WORK REQUEST | Leaving all pictures aside, write out the records below precisely as given.

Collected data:
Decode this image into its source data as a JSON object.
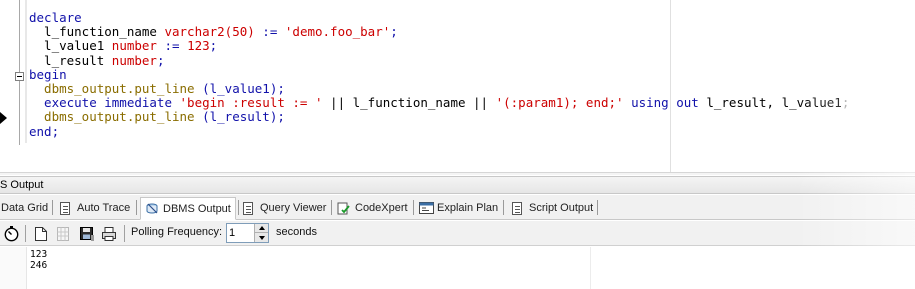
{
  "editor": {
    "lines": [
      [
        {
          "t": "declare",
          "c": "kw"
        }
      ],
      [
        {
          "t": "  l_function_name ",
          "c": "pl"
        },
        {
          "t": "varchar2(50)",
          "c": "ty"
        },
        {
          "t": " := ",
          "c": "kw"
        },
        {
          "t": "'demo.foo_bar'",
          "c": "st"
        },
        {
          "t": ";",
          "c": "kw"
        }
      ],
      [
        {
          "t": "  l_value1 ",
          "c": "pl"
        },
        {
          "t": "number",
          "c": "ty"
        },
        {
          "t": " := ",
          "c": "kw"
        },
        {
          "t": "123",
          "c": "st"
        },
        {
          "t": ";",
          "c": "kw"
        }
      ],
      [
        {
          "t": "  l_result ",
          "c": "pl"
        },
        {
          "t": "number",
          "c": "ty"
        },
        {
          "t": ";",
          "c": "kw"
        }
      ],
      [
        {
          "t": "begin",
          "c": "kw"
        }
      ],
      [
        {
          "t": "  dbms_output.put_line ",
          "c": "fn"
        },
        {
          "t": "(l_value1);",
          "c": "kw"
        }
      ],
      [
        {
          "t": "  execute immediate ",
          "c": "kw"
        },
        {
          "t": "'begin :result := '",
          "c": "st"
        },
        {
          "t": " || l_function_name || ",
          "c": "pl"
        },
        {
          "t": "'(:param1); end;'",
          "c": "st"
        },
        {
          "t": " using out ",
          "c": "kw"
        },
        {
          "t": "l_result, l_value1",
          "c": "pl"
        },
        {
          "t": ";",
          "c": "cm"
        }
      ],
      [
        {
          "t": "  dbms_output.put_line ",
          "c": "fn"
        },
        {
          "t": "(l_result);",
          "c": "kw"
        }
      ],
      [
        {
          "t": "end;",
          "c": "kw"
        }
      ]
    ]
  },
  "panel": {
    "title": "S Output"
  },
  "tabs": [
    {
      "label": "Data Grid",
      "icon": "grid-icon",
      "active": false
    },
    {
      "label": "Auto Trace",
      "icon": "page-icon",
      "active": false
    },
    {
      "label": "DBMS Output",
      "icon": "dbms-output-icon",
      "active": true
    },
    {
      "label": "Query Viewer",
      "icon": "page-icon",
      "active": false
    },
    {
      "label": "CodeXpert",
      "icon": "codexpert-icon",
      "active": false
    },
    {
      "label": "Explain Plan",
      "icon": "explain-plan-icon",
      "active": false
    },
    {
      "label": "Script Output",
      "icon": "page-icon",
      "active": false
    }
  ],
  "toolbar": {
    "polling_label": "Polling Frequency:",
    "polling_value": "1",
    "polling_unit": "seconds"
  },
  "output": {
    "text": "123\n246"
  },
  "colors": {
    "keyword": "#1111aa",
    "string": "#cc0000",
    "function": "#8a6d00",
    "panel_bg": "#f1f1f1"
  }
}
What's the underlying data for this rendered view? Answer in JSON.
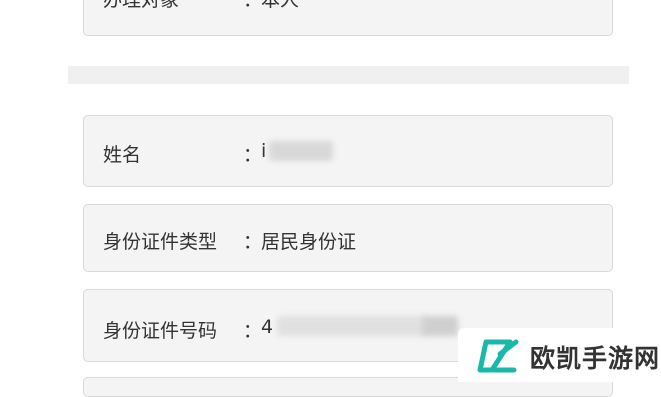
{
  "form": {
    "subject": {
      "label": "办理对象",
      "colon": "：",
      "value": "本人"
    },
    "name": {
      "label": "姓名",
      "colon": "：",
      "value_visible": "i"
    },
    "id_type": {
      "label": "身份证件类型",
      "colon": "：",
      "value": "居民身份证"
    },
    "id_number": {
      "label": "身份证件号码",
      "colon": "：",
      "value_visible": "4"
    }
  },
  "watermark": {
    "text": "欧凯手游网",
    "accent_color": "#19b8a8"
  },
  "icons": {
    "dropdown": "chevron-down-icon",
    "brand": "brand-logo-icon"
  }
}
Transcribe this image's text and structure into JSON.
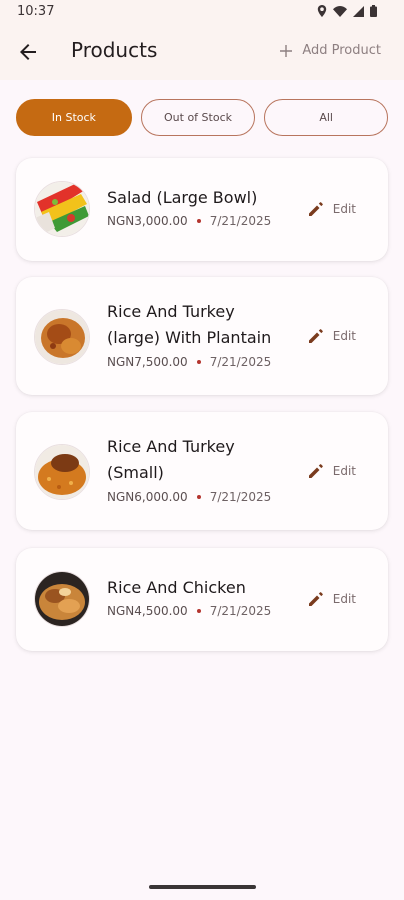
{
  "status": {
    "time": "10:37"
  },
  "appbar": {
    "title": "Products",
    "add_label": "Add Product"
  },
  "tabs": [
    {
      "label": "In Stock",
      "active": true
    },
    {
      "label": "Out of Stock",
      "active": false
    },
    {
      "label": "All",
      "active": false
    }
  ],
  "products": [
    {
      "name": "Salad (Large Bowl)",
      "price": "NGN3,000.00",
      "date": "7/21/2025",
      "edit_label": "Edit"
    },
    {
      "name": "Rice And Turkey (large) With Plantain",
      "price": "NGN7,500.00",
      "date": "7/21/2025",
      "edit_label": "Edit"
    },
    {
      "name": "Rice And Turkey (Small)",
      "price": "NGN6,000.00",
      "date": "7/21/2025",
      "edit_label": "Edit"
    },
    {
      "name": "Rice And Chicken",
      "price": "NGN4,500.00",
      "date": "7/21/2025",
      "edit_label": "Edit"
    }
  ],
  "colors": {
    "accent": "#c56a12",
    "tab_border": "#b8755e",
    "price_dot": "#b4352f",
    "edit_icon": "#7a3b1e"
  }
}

RESPONSE AREA |
Decode this image into its source data as a JSON object.
{
  "editor": {
    "lines": [
      [
        {
          "t": "declare",
          "c": "kw"
        }
      ],
      [
        {
          "t": "  l_function_name ",
          "c": "pl"
        },
        {
          "t": "varchar2(50)",
          "c": "ty"
        },
        {
          "t": " := ",
          "c": "kw"
        },
        {
          "t": "'demo.foo_bar'",
          "c": "st"
        },
        {
          "t": ";",
          "c": "kw"
        }
      ],
      [
        {
          "t": "  l_value1 ",
          "c": "pl"
        },
        {
          "t": "number",
          "c": "ty"
        },
        {
          "t": " := ",
          "c": "kw"
        },
        {
          "t": "123",
          "c": "st"
        },
        {
          "t": ";",
          "c": "kw"
        }
      ],
      [
        {
          "t": "  l_result ",
          "c": "pl"
        },
        {
          "t": "number",
          "c": "ty"
        },
        {
          "t": ";",
          "c": "kw"
        }
      ],
      [
        {
          "t": "begin",
          "c": "kw"
        }
      ],
      [
        {
          "t": "  dbms_output.put_line ",
          "c": "fn"
        },
        {
          "t": "(l_value1);",
          "c": "kw"
        }
      ],
      [
        {
          "t": "  execute immediate ",
          "c": "kw"
        },
        {
          "t": "'begin :result := '",
          "c": "st"
        },
        {
          "t": " || l_function_name || ",
          "c": "pl"
        },
        {
          "t": "'(:param1); end;'",
          "c": "st"
        },
        {
          "t": " using out ",
          "c": "kw"
        },
        {
          "t": "l_result, l_value1",
          "c": "pl"
        },
        {
          "t": ";",
          "c": "cm"
        }
      ],
      [
        {
          "t": "  dbms_output.put_line ",
          "c": "fn"
        },
        {
          "t": "(l_result);",
          "c": "kw"
        }
      ],
      [
        {
          "t": "end;",
          "c": "kw"
        }
      ]
    ]
  },
  "panel": {
    "title": "S Output"
  },
  "tabs": [
    {
      "label": "Data Grid",
      "icon": "grid-icon",
      "active": false
    },
    {
      "label": "Auto Trace",
      "icon": "page-icon",
      "active": false
    },
    {
      "label": "DBMS Output",
      "icon": "dbms-output-icon",
      "active": true
    },
    {
      "label": "Query Viewer",
      "icon": "page-icon",
      "active": false
    },
    {
      "label": "CodeXpert",
      "icon": "codexpert-icon",
      "active": false
    },
    {
      "label": "Explain Plan",
      "icon": "explain-plan-icon",
      "active": false
    },
    {
      "label": "Script Output",
      "icon": "page-icon",
      "active": false
    }
  ],
  "toolbar": {
    "polling_label": "Polling Frequency:",
    "polling_value": "1",
    "polling_unit": "seconds"
  },
  "output": {
    "text": "123\n246"
  },
  "colors": {
    "keyword": "#1111aa",
    "string": "#cc0000",
    "function": "#8a6d00",
    "panel_bg": "#f1f1f1"
  }
}
What's the underlying data for this rendered view? Answer in JSON.
{
  "form": {
    "subject": {
      "label": "办理对象",
      "colon": "：",
      "value": "本人"
    },
    "name": {
      "label": "姓名",
      "colon": "：",
      "value_visible": "i"
    },
    "id_type": {
      "label": "身份证件类型",
      "colon": "：",
      "value": "居民身份证"
    },
    "id_number": {
      "label": "身份证件号码",
      "colon": "：",
      "value_visible": "4"
    }
  },
  "watermark": {
    "text": "欧凯手游网",
    "accent_color": "#19b8a8"
  },
  "icons": {
    "dropdown": "chevron-down-icon",
    "brand": "brand-logo-icon"
  }
}
Transcribe this image's text and structure into JSON.
{
  "status": {
    "time": "10:37"
  },
  "appbar": {
    "title": "Products",
    "add_label": "Add Product"
  },
  "tabs": [
    {
      "label": "In Stock",
      "active": true
    },
    {
      "label": "Out of Stock",
      "active": false
    },
    {
      "label": "All",
      "active": false
    }
  ],
  "products": [
    {
      "name": "Salad (Large Bowl)",
      "price": "NGN3,000.00",
      "date": "7/21/2025",
      "edit_label": "Edit"
    },
    {
      "name": "Rice And Turkey (large) With Plantain",
      "price": "NGN7,500.00",
      "date": "7/21/2025",
      "edit_label": "Edit"
    },
    {
      "name": "Rice And Turkey (Small)",
      "price": "NGN6,000.00",
      "date": "7/21/2025",
      "edit_label": "Edit"
    },
    {
      "name": "Rice And Chicken",
      "price": "NGN4,500.00",
      "date": "7/21/2025",
      "edit_label": "Edit"
    }
  ],
  "colors": {
    "accent": "#c56a12",
    "tab_border": "#b8755e",
    "price_dot": "#b4352f",
    "edit_icon": "#7a3b1e"
  }
}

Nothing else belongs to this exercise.